Chip industry outlook clouded under RCEP
THE electronics industry said it remains uncertain about the precise impact of the Regional Comprehensive Economic Partnership (RCEP) on its business prospects, though it is pinning its hopes on more free trade to improve its situation.
Semiconductor and Electronics Industries in the Philippines Foundation, Inc. (SEIPI) President Danilo C. Lachica told BusinessWorld via Viber that the immediate impact of RCEP “is not so visible.”
“The immediate impact is not so visible. (The effect of RCEP) remains to be seen. It is business as usual (for us),” Mr. Lachica said.
“In general though, free trade agreements (FTA) are good for trade. These FTAs reduce trade barriers,” he added.
The RCEP, touted as the world’s biggest FTA since it involves a third of the global economy, is expected to take effect for the Philippines around May after being ratified by the Senate on Feb. 21.
The Philippines was the last participating country to ratify RCEP following concerns about the lack of safeguards for agriculture.
The other participating countries include the remaining members of the Association of Southeast Asian Nations (ASEAN), Australia, China, Japan, New Zealand, and South Korea.

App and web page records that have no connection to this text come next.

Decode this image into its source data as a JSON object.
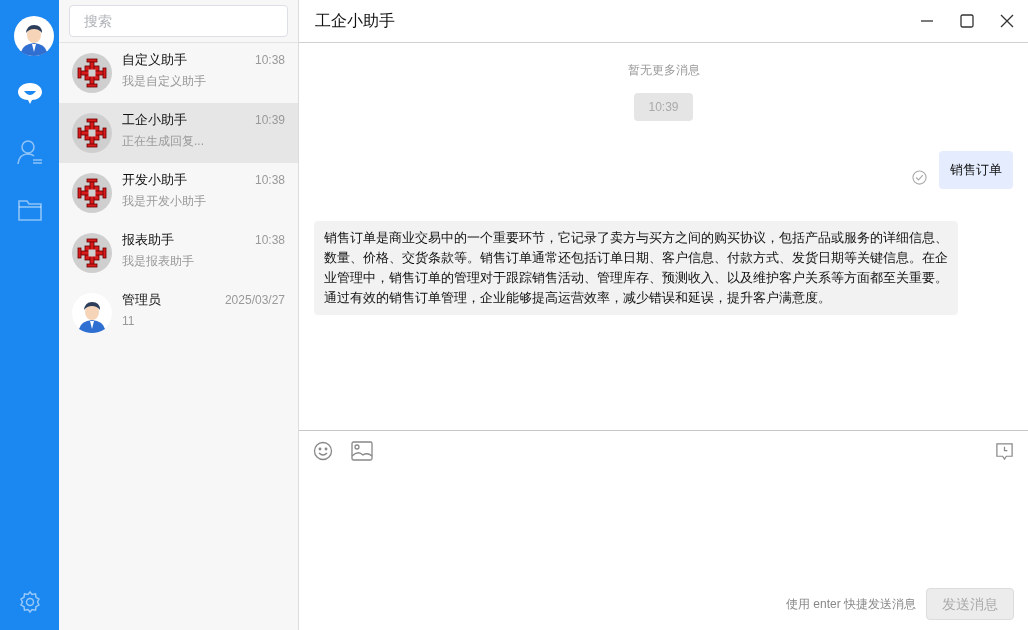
{
  "nav": [
    {
      "kind": "chat",
      "selected": true
    },
    {
      "kind": "contacts",
      "selected": false
    },
    {
      "kind": "folder",
      "selected": false
    }
  ],
  "search": {
    "placeholder": "搜索"
  },
  "conversations": [
    {
      "name": "自定义助手",
      "time": "10:38",
      "preview": "我是自定义助手",
      "kind": "bot",
      "selected": false
    },
    {
      "name": "工企小助手",
      "time": "10:39",
      "preview": "正在生成回复...",
      "kind": "bot",
      "selected": true
    },
    {
      "name": "开发小助手",
      "time": "10:38",
      "preview": "我是开发小助手",
      "kind": "bot",
      "selected": false
    },
    {
      "name": "报表助手",
      "time": "10:38",
      "preview": "我是报表助手",
      "kind": "bot",
      "selected": false
    },
    {
      "name": "管理员",
      "time": "2025/03/27",
      "preview": "11",
      "kind": "person",
      "selected": false
    }
  ],
  "chat": {
    "title": "工企小助手",
    "no_more": "暂无更多消息",
    "time_divider": "10:39",
    "messages": [
      {
        "kind": "outgoing",
        "text": "销售订单",
        "read": true
      },
      {
        "kind": "incoming",
        "text": "销售订单是商业交易中的一个重要环节，它记录了卖方与买方之间的购买协议，包括产品或服务的详细信息、数量、价格、交货条款等。销售订单通常还包括订单日期、客户信息、付款方式、发货日期等关键信息。在企业管理中，销售订单的管理对于跟踪销售活动、管理库存、预测收入、以及维护客户关系等方面都至关重要。通过有效的销售订单管理，企业能够提高运营效率，减少错误和延误，提升客户满意度。",
        "read": false
      }
    ]
  },
  "composer": {
    "hint": "使用 enter 快捷发送消息",
    "send": "发送消息",
    "send_disabled": true
  }
}
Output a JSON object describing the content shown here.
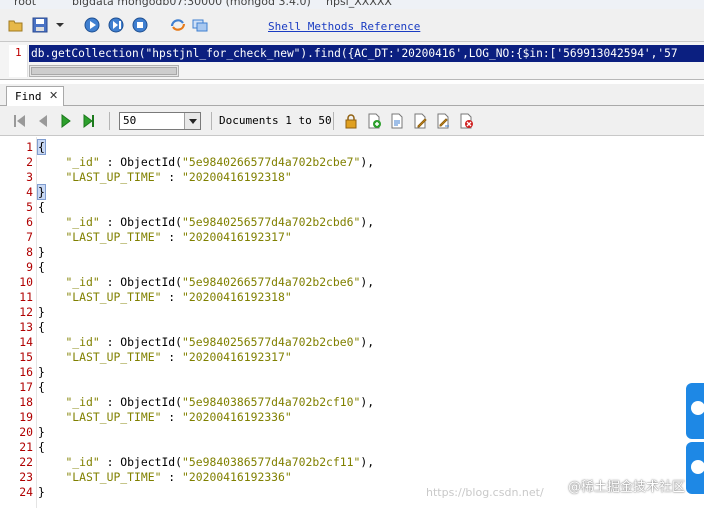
{
  "top_tabs": {
    "tab1": "root",
    "tab2": "bigdata mongodb07:30000 (mongod 3.4.0)",
    "tab3": "hpsi_XXXXX"
  },
  "toolbar": {
    "shell_methods_link": "Shell Methods Reference"
  },
  "query_editor": {
    "line_number": "1",
    "query_text": "db.getCollection(\"hpstjnl_for_check_new\").find({AC_DT:'20200416',LOG_NO:{$in:['569913042594','57"
  },
  "find_tab": {
    "label": "Find",
    "close": "✕"
  },
  "results_toolbar": {
    "page_size": "50",
    "documents_label": "Documents 1 to 50"
  },
  "documents": [
    {
      "id": "5e9840266577d4a702b2cbe7",
      "last_up_time": "20200416192318"
    },
    {
      "id": "5e9840256577d4a702b2cbd6",
      "last_up_time": "20200416192317"
    },
    {
      "id": "5e9840266577d4a702b2cbe6",
      "last_up_time": "20200416192318"
    },
    {
      "id": "5e9840256577d4a702b2cbe0",
      "last_up_time": "20200416192317"
    },
    {
      "id": "5e9840386577d4a702b2cf10",
      "last_up_time": "20200416192336"
    },
    {
      "id": "5e9840386577d4a702b2cf11",
      "last_up_time": "20200416192336"
    }
  ],
  "field_names": {
    "id_key": "\"_id\"",
    "time_key": "\"LAST_UP_TIME\""
  },
  "line_numbers": [
    "1",
    "2",
    "3",
    "4",
    "5",
    "6",
    "7",
    "8",
    "9",
    "10",
    "11",
    "12",
    "13",
    "14",
    "15",
    "16",
    "17",
    "18",
    "19",
    "20",
    "21",
    "22",
    "23",
    "24"
  ],
  "watermark": {
    "csdn": "https://blog.csdn.net/",
    "juejin": "@稀土掘金技术社区"
  },
  "colors": {
    "query_highlight": "#0b1f80",
    "string_color": "#808000",
    "line_number_color": "#b00000",
    "link_color": "#1a3cc2"
  }
}
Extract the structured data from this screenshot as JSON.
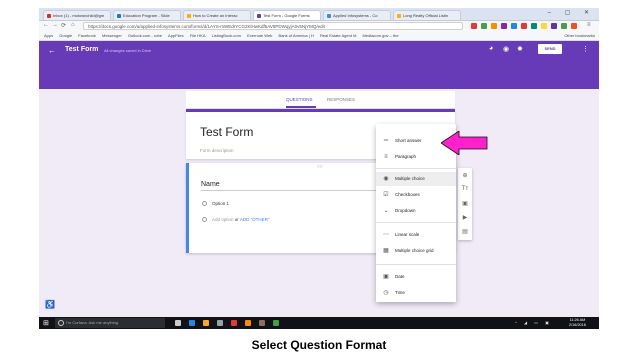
{
  "browser": {
    "tabs": [
      {
        "label": "Inbox (1) - motownchild@gm",
        "color": "#d93025",
        "active": false
      },
      {
        "label": "Education Program - Slide",
        "color": "#1a73e8",
        "active": false
      },
      {
        "label": "How to Create an Interac",
        "color": "#f9ab00",
        "active": false
      },
      {
        "label": "Test Form - Google Forms",
        "color": "#673ab7",
        "active": true
      },
      {
        "label": "Applied Infosystems - Co",
        "color": "#4285f4",
        "active": false
      },
      {
        "label": "Long Realty Official Listin",
        "color": "#f4b400",
        "active": false
      }
    ],
    "window_controls": "– ▢ ✕",
    "url": "https://docs.google.com/a/applied-infosystems.com/forms/d/1AYS-mWEdrYCG2KlHwKdf5AV8PDWqyjA0v5NjYMQ/edit",
    "bookmarks": [
      "Apps",
      "Google",
      "Facebook",
      "Messenger",
      "Outlook.com - robe",
      "AppFiles",
      "File HKA",
      "ListingBook.com",
      "Evernote Web",
      "Bank of America | H",
      "Real Estate Agent M",
      "Mediacom.gov – the",
      "Other bookmarks"
    ]
  },
  "form_header": {
    "title": "Test Form",
    "saved_status": "All changes saved in Drive",
    "send_label": "SEND",
    "icons": [
      "palette-icon",
      "preview-icon",
      "settings-icon",
      "more-icon"
    ]
  },
  "form_tabs": [
    "QUESTIONS",
    "RESPONSES"
  ],
  "form": {
    "title": "Test Form",
    "description": "Form description"
  },
  "question": {
    "title": "Name",
    "option1": "Option 1",
    "add_option": "Add option",
    "or_text": "or",
    "add_other": "ADD \"OTHER\""
  },
  "question_type_menu": {
    "selected": "Multiple choice",
    "items": [
      {
        "label": "Short answer",
        "icon": "short-answer-icon",
        "glyph": "═"
      },
      {
        "label": "Paragraph",
        "icon": "paragraph-icon",
        "glyph": "≡"
      },
      {
        "label": "Multiple choice",
        "icon": "radio-icon",
        "glyph": "◉"
      },
      {
        "label": "Checkboxes",
        "icon": "checkbox-icon",
        "glyph": "☑"
      },
      {
        "label": "Dropdown",
        "icon": "dropdown-icon",
        "glyph": "⌄"
      },
      {
        "label": "Linear scale",
        "icon": "linear-scale-icon",
        "glyph": "⋯"
      },
      {
        "label": "Multiple choice grid",
        "icon": "grid-icon",
        "glyph": "▦"
      },
      {
        "label": "Date",
        "icon": "date-icon",
        "glyph": "▣"
      },
      {
        "label": "Time",
        "icon": "time-icon",
        "glyph": "◷"
      }
    ]
  },
  "side_toolbar": [
    "add-question-icon",
    "add-title-icon",
    "add-image-icon",
    "add-video-icon",
    "add-section-icon"
  ],
  "taskbar": {
    "search_placeholder": "I'm Cortana. Ask me anything.",
    "time": "11:26 AM",
    "date": "2/16/2016"
  },
  "caption": "Select Question Format",
  "colors": {
    "accent": "#673ab7",
    "arrow": "#ff22cc",
    "question_border": "#4285f4"
  }
}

The FTA started taking effect in the various jurisdictions on Jan. 1 last year.
Trade among participating countries is expected to increase as RCEP provides minimal to zero restrictions on quantity, tariffs, or import taxes. The government had been pushing for RCEP’s ratification, saying that it would help attract more foreign direct investment.
SEIPI is targeting 5% exports growth for 2023, scaled back from its 10% target in 2022 on the back of slower global demand.
The industry failed to meet its 10% growth target in 2022 even though the value of electronics exports rose 6.88% to a record $49.09 billion, equivalent to 62.27% of Philippine commodity exports.
In early March, Mr. Lachica said SEIPI is counting on demand mainly from the automotive and industrial electronics segments. — Revin Mikhael D. Ochave